In larger part though, it’s the reality that, So Alone is a great set of songs, regardless of where those songs came from. Take You Can’t Put Your Arms Around a Memory. It’s a fantastic tune. Simple, heartfelt and hopeless. Perhaps the only moment of Thunders solo career that really got recognition as a songwriting achievement.
And London Boys. A Heartbreakers-style rock n roll throw-back, it’s a hilariously pointed response to Johnny Rotten’s anti-Thunders/Dolls invective on the Sex Pistols’ New York. Consensus seems to be that the Pistols song is a more effective shot across the bow, but I’ve never understood why. Rotten was undoubtedly the cleverer of the two, but Thunders has always seemed a more convincing character to me. Besides, delivering your riposte with two of the Sex Pistols in your backing band has got to count for something, right?

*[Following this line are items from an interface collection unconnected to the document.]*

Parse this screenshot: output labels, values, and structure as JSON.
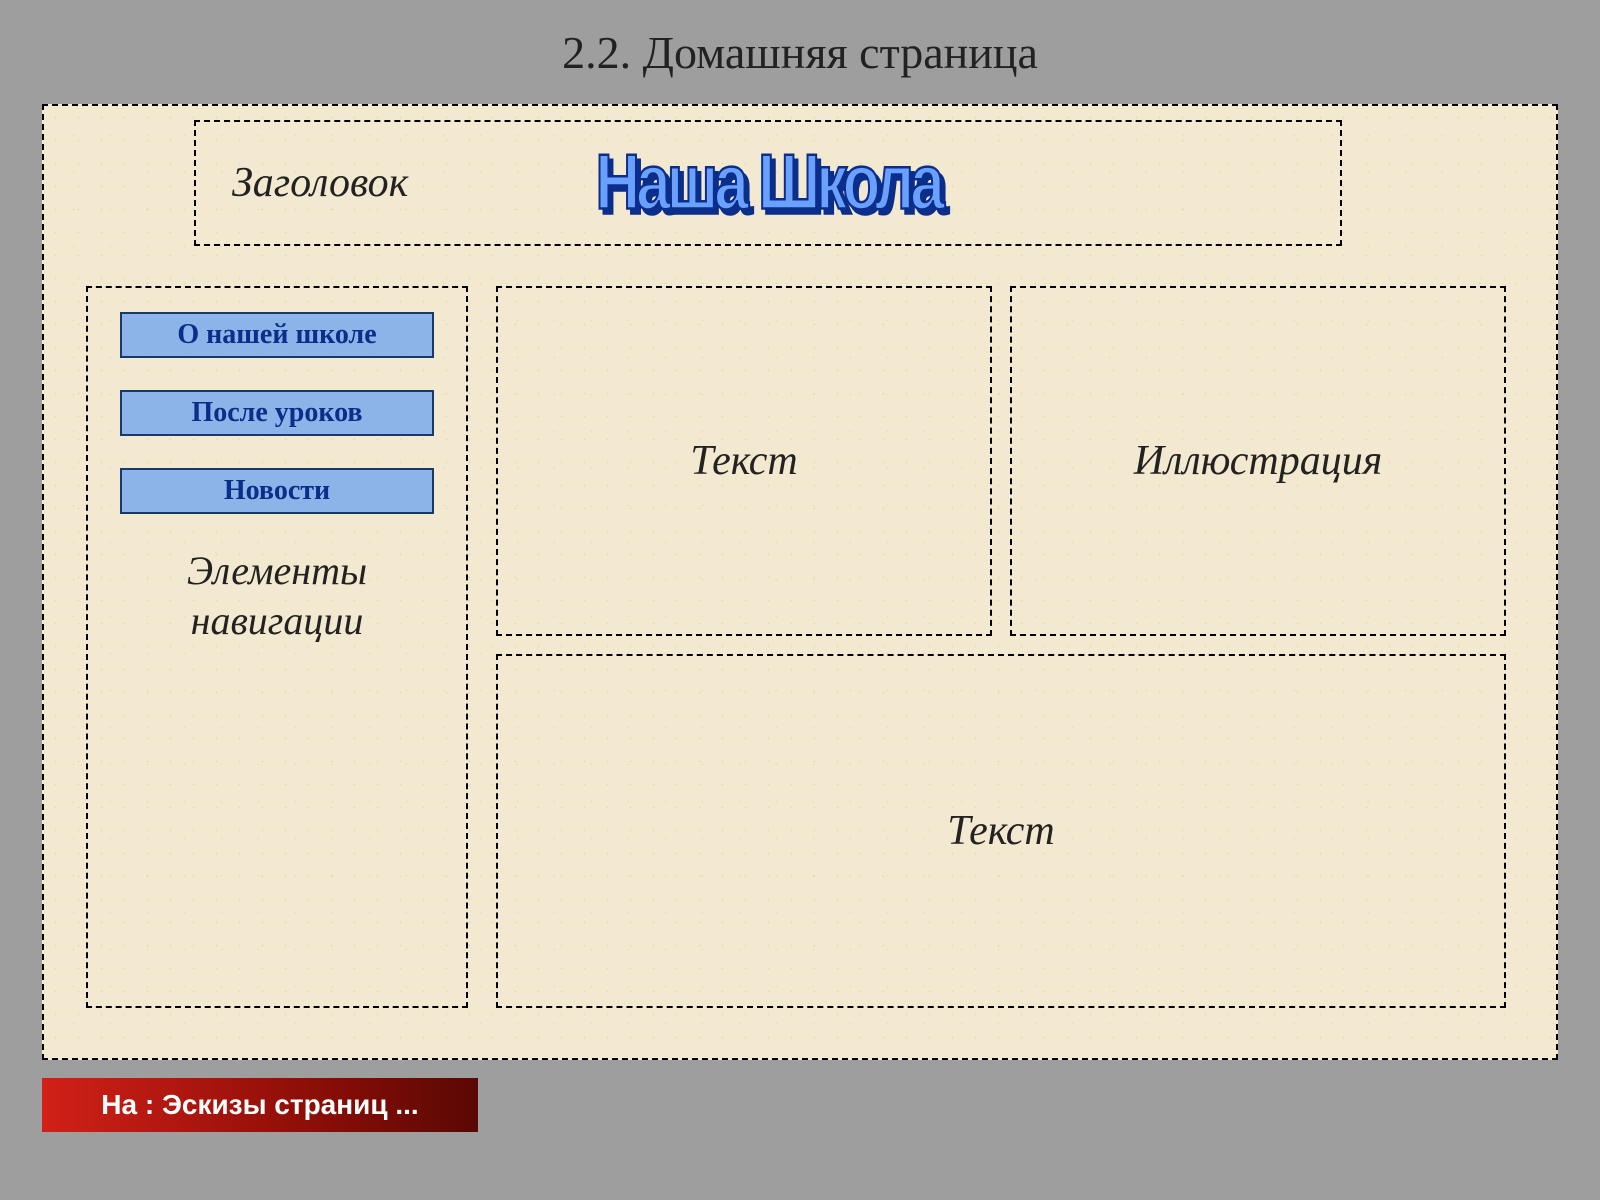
{
  "title": "2.2. Домашняя страница",
  "header": {
    "label": "Заголовок",
    "wordart": "Наша Школа"
  },
  "nav": {
    "buttons": [
      "О нашей школе",
      "После уроков",
      "Новости"
    ],
    "caption_line1": "Элементы",
    "caption_line2": "навигации"
  },
  "blocks": {
    "text1": "Текст",
    "illustration": "Иллюстрация",
    "text2": "Текст"
  },
  "bottom_button": "На : Эскизы страниц ..."
}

Despite London Boys, the whole point of So Alone is that it’s not really a punk album but a nihilistic attitude does permeate even the more refined tunes nonetheless. (She’s So) Untouchable is another heartfelt track, but the sneer with which the chorus is delivered, the palpable disenchantment it purveys, makes the tune far more than it might have been coming from a more capable singer.
Meanwhile the reworked dolls songs like Leave Me Alone and Subway Train, take on a new tenor with Thunders at the reins. Not better than the Dolls’ versions by any stretch, but good nonetheless. Throw in a over-the-top soul-punk run through of Daddy Rollin’ Stone in which Thunders’ first verse is eclipsed by Phil Lynott’s second before he too is blown off the record by Steve Marriott, and you have an album that offers plenty of variety and at least a few surprises. That Thunders and Marriott would die within three days of each other in 1991 (Lynott having passed away five years earlier) only adds to the doomed air that pervades the album. It’s easy to say with hindsight that So Alone charts the beginning of the end for Thunders, but I suspect a blind man in 1978 could have seen the same.

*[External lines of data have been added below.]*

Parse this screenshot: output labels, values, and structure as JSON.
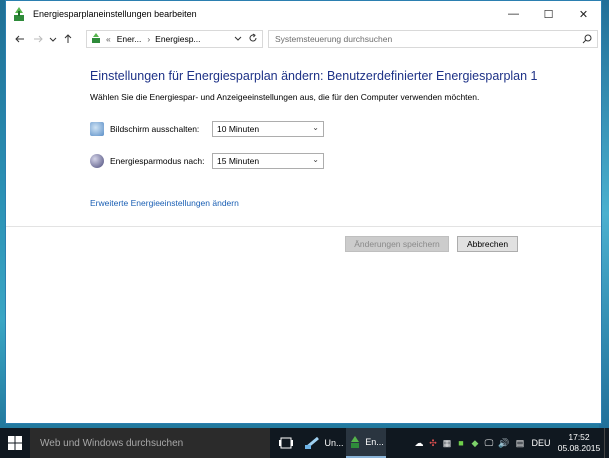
{
  "window": {
    "title": "Energiesparplaneinstellungen bearbeiten",
    "controls": {
      "minimize": "—",
      "maximize": "☐",
      "close": "✕"
    }
  },
  "address": {
    "chevrons": "«",
    "crumb1": "Ener...",
    "crumb2": "Energiesp...",
    "search_placeholder": "Systemsteuerung durchsuchen"
  },
  "main": {
    "heading": "Einstellungen für Energiesparplan ändern: Benutzerdefinierter Energiesparplan 1",
    "subheading": "Wählen Sie die Energiespar- und Anzeigeeinstellungen aus, die für den Computer verwenden möchten.",
    "settings": [
      {
        "label": "Bildschirm ausschalten:",
        "value": "10 Minuten",
        "icon": "monitor-icon"
      },
      {
        "label": "Energiesparmodus nach:",
        "value": "15 Minuten",
        "icon": "moon-icon"
      }
    ],
    "advanced_link": "Erweiterte Energieeinstellungen ändern",
    "save_button": "Änderungen speichern",
    "cancel_button": "Abbrechen"
  },
  "taskbar": {
    "search_placeholder": "Web und Windows durchsuchen",
    "app1_label": "Un...",
    "app2_label": "En...",
    "language": "DEU",
    "time": "17:52",
    "date": "05.08.2015"
  },
  "colors": {
    "heading": "#1e3287",
    "link": "#1a5fb4",
    "taskbar": "#101820"
  }
}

Ultimately, the appeal of So Alone lies in the fact that it is New York rock n roll without sounding a thing like the Ramones – a fusion of vulnerability and self-destructiveness that would provide a baseline for bands like the Replacements in years to come. Punk with a heart. Or a singer/songwriter with some swagger. I’m not going to pretend it’s up there with the all-time greats, or insist that everyone should love this album. It’s a niche classic at best, and I can see plenty of reasons why it might not appeal. I hardly think that ‘not getting’ Johnny Thunders is the black mark some might suggest it is.
After a decade and a bit of personal and musical turbulence, Thunders’ would die in 1991 in New Orleans hotel room as a result of years of self-abuse and the late-stage leukemia almost nobody knew he had, and if that isn’t the definition of being ‘so alone’, I don’t know what is. That he never achieved what So Alone hints he might have, if not a tragedy, then at least a great shame. What we’re left with though is one great album before the laws of diminishing returns and realities of heavy duty drug abuse ate away his talent and his personality to the point that he was already gone by the time he died.
End note: Whether you’re a fan or just curious, you could do worse than checking out the documentaries Looking for Johnny (about the life and career of Thunders) and New York Doll (about bassist Arthur Kane and the surviving Dolls’ 2004 reunion) – the latter is particularly fascinating.
Radio Nowhere is a new initiative here at Off The Tracks – a fortnightly guest column by Michael Ross. Record-collection reflection and other stray thoughts associated with music purchasing, collecting and listening.